● What you will do
In the records, find each line where "title" occurs, and copy it.

Component data from apps and pages
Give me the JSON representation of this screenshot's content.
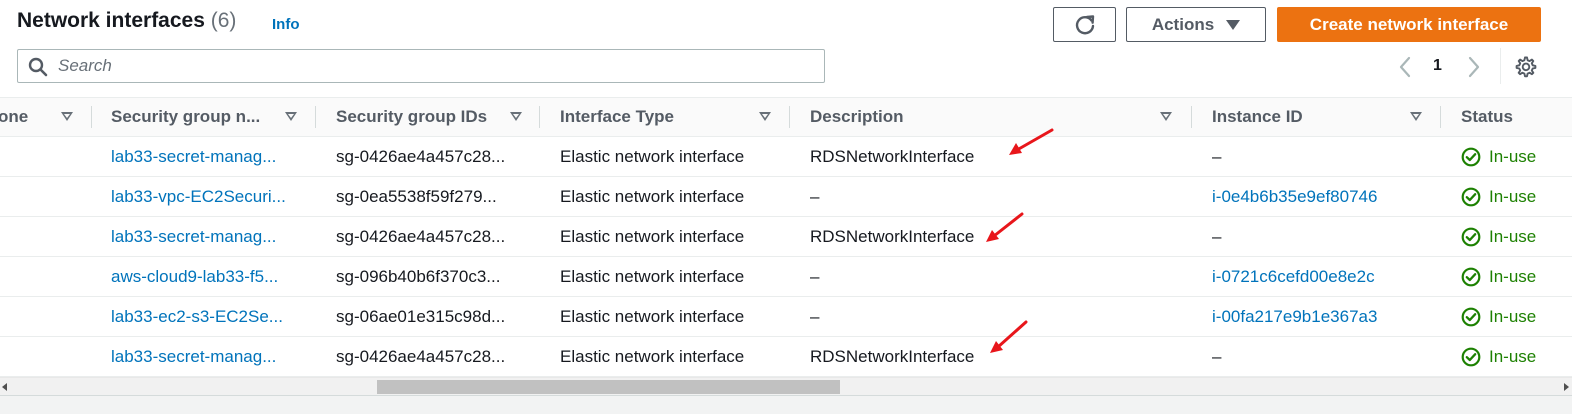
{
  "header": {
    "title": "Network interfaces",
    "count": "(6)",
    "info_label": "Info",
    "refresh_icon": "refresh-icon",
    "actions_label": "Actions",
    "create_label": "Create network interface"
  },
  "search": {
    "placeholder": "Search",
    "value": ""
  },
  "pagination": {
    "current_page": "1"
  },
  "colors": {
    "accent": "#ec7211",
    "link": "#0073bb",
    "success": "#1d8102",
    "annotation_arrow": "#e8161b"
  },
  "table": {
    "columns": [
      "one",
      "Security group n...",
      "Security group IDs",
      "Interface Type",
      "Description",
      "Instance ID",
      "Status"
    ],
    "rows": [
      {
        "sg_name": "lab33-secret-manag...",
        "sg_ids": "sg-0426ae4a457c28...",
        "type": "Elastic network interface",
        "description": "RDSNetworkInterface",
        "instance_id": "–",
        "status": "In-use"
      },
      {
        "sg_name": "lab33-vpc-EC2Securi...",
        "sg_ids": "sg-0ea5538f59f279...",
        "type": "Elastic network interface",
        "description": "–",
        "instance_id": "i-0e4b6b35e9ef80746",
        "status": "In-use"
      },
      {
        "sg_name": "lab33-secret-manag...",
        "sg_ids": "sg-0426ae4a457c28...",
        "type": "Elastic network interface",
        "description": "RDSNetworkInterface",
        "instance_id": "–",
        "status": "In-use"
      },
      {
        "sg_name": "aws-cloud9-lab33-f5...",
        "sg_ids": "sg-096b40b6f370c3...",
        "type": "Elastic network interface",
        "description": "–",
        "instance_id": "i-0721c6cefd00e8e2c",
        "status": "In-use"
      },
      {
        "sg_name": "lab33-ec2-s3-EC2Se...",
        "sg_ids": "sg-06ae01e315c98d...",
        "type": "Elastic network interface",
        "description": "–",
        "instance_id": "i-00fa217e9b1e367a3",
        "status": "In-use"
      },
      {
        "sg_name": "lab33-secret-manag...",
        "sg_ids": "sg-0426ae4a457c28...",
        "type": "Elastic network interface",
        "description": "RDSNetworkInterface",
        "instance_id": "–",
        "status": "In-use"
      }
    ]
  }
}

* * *

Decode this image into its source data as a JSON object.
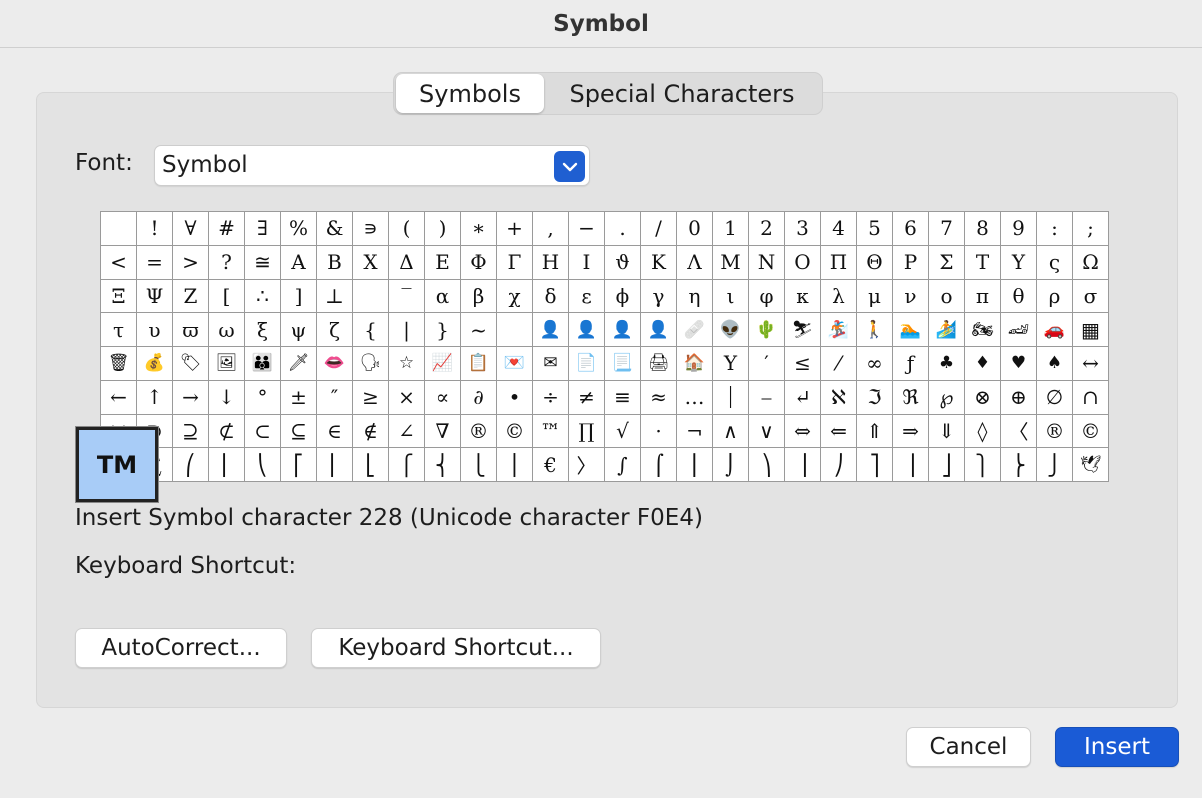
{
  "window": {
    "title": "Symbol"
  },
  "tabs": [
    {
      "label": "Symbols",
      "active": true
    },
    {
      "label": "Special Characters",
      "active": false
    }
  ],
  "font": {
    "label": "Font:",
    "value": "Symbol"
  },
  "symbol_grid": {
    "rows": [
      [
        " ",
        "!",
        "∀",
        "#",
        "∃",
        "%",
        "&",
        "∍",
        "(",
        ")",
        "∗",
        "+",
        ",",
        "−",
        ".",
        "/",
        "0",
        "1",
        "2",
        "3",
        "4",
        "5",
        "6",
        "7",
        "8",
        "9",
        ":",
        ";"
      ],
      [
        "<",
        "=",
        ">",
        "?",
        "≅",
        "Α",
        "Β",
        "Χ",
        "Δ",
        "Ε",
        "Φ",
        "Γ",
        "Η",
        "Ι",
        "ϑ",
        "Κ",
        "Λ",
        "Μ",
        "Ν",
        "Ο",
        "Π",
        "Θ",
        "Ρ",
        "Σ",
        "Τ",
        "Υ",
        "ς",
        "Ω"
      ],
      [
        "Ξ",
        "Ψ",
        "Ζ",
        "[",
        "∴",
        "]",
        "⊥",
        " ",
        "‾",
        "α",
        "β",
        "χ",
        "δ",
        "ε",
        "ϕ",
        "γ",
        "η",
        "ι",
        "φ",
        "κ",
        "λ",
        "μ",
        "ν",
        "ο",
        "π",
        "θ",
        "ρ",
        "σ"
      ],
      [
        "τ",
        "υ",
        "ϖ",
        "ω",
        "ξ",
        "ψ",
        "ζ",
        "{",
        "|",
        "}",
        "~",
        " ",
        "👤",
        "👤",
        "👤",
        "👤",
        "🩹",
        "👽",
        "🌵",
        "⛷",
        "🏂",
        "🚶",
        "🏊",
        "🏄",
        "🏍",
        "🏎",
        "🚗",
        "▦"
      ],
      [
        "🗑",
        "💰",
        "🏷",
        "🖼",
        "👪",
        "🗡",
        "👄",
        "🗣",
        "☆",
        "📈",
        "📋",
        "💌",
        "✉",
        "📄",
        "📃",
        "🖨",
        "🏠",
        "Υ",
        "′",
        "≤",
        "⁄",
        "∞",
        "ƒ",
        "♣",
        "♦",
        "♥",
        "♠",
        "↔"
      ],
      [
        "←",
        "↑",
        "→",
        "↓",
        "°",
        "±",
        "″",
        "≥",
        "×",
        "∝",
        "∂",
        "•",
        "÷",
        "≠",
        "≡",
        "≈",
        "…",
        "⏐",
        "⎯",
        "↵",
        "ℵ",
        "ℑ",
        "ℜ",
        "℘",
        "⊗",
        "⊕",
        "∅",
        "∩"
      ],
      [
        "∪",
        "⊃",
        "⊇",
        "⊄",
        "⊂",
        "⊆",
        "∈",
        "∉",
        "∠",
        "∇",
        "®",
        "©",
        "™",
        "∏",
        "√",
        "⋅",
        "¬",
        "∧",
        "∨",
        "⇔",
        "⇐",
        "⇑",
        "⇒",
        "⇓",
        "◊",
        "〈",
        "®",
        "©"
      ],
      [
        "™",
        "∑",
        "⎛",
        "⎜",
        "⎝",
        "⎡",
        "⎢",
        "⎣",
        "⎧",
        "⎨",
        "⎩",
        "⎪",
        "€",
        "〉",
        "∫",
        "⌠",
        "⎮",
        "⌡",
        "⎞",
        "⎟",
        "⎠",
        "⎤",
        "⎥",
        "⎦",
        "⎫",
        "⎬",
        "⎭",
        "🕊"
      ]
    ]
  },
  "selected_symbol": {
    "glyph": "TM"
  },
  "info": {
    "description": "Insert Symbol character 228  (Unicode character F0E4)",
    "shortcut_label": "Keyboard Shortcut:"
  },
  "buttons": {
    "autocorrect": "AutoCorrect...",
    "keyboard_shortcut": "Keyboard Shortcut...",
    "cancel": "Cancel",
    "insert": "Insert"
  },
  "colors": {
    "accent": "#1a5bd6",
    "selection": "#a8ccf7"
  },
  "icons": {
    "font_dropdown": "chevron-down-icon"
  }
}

● Response
    "title": "Network interfaces",
    "title": "Symbol"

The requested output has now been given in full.